§ **How to complete this task**
List all lines in the material below that contain "bussy".

§ **Given entries**

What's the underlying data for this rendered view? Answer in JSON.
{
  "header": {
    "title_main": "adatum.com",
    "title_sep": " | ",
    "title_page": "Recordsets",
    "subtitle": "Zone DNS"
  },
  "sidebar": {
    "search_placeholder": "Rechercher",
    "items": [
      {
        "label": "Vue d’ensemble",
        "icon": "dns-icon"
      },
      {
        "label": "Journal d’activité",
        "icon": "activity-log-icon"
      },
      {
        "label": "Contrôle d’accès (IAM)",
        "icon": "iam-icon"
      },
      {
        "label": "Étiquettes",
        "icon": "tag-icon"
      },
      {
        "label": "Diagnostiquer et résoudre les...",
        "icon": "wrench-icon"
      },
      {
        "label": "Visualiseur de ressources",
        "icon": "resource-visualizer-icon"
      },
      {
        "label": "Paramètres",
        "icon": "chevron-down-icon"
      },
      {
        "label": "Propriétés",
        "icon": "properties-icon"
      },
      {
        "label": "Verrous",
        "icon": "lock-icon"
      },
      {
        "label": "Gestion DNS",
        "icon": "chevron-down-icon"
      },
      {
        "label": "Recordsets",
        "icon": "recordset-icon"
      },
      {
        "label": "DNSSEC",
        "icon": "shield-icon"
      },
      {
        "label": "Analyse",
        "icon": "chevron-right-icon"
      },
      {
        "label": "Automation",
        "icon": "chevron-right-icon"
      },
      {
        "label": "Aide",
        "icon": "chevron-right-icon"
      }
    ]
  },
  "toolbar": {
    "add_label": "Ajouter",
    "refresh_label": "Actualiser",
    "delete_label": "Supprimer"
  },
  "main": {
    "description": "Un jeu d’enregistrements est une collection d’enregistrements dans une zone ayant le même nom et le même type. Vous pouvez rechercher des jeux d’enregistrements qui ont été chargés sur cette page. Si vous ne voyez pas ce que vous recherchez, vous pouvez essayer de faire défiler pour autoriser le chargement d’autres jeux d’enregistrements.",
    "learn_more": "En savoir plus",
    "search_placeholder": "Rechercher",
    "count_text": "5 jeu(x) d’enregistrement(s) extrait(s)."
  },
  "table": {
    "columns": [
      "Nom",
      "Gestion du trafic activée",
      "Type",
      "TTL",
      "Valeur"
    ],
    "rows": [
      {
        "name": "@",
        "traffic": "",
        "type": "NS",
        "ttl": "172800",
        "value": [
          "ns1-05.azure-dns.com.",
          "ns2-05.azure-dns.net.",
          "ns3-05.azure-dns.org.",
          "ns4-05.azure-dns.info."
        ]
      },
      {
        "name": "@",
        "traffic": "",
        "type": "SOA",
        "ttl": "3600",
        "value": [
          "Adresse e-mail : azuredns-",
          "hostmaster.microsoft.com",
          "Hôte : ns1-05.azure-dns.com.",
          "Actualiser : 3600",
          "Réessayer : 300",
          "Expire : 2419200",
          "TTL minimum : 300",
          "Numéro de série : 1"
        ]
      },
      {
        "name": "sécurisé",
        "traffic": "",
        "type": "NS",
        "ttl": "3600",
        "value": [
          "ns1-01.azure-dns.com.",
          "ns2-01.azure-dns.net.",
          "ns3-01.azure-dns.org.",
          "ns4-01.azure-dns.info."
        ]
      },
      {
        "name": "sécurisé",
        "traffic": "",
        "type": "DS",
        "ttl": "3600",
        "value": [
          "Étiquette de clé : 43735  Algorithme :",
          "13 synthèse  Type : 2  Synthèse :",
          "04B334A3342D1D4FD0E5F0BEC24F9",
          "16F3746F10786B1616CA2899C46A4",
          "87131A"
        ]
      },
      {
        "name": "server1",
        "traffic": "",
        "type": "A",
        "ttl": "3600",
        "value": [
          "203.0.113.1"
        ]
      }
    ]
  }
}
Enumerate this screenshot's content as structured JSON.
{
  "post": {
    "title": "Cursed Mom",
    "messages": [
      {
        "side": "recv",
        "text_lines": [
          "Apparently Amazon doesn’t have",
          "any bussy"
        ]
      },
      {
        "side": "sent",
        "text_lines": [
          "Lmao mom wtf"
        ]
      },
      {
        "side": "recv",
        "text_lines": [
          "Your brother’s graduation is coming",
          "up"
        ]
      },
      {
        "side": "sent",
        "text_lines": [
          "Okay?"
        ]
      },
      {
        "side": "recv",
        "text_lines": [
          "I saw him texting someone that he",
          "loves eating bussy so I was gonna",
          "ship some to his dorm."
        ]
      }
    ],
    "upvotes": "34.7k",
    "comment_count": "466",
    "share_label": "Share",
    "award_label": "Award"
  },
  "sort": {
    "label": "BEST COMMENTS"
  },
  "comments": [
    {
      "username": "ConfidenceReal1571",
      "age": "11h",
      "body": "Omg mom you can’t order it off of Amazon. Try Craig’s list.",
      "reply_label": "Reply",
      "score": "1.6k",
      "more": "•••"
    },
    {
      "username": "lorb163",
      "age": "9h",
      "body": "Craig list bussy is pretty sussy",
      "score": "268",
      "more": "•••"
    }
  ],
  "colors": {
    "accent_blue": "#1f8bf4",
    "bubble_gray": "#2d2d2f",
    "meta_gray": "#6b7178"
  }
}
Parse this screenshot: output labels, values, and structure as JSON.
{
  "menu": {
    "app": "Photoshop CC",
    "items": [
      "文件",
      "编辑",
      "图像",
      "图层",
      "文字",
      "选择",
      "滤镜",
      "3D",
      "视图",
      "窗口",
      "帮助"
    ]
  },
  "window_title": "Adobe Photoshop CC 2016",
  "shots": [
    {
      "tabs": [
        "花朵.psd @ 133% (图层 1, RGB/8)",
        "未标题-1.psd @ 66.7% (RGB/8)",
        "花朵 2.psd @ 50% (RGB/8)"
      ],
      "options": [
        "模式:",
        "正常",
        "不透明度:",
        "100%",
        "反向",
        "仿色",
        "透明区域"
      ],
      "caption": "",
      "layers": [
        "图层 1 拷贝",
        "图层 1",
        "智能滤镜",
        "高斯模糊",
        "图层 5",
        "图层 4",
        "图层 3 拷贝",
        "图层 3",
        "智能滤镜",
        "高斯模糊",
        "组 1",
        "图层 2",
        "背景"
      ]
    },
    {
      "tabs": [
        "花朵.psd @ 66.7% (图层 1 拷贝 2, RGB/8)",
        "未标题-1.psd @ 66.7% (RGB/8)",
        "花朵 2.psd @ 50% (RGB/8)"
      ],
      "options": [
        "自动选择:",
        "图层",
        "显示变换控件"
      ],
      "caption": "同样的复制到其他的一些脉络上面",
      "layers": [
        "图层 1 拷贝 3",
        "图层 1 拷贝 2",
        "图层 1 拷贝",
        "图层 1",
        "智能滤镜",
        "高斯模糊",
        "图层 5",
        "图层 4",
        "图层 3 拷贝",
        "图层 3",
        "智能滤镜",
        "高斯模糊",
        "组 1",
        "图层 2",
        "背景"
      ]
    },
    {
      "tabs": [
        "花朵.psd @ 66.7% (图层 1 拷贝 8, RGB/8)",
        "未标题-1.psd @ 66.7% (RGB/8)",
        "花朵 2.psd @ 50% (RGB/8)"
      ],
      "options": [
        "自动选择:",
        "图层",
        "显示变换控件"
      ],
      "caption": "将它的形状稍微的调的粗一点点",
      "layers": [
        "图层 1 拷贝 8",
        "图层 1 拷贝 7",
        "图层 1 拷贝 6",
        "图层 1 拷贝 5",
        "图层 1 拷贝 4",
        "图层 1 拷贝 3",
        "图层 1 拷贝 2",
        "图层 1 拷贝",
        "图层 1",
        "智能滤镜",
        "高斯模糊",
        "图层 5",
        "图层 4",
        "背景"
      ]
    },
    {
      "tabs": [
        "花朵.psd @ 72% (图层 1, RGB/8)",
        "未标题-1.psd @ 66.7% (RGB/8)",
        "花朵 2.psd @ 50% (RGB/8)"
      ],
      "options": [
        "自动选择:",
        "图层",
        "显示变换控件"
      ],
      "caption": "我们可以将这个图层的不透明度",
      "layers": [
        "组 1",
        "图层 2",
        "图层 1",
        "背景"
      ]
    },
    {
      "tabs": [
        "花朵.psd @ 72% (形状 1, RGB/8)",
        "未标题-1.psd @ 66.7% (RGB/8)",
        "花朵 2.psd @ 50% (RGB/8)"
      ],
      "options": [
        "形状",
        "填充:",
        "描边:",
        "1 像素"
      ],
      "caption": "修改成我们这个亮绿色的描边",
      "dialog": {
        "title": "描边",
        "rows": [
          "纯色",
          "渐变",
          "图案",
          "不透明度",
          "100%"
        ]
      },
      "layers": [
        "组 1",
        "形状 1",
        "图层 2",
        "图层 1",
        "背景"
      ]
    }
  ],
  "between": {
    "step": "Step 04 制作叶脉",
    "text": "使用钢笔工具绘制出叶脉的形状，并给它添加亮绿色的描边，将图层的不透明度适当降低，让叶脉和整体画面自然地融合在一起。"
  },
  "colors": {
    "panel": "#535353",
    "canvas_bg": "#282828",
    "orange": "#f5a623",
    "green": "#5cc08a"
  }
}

§ **Exercise output**
          "any bussy"
          "loves eating bussy so I was gonna",
      "body": "Craig list bussy is pretty sussy",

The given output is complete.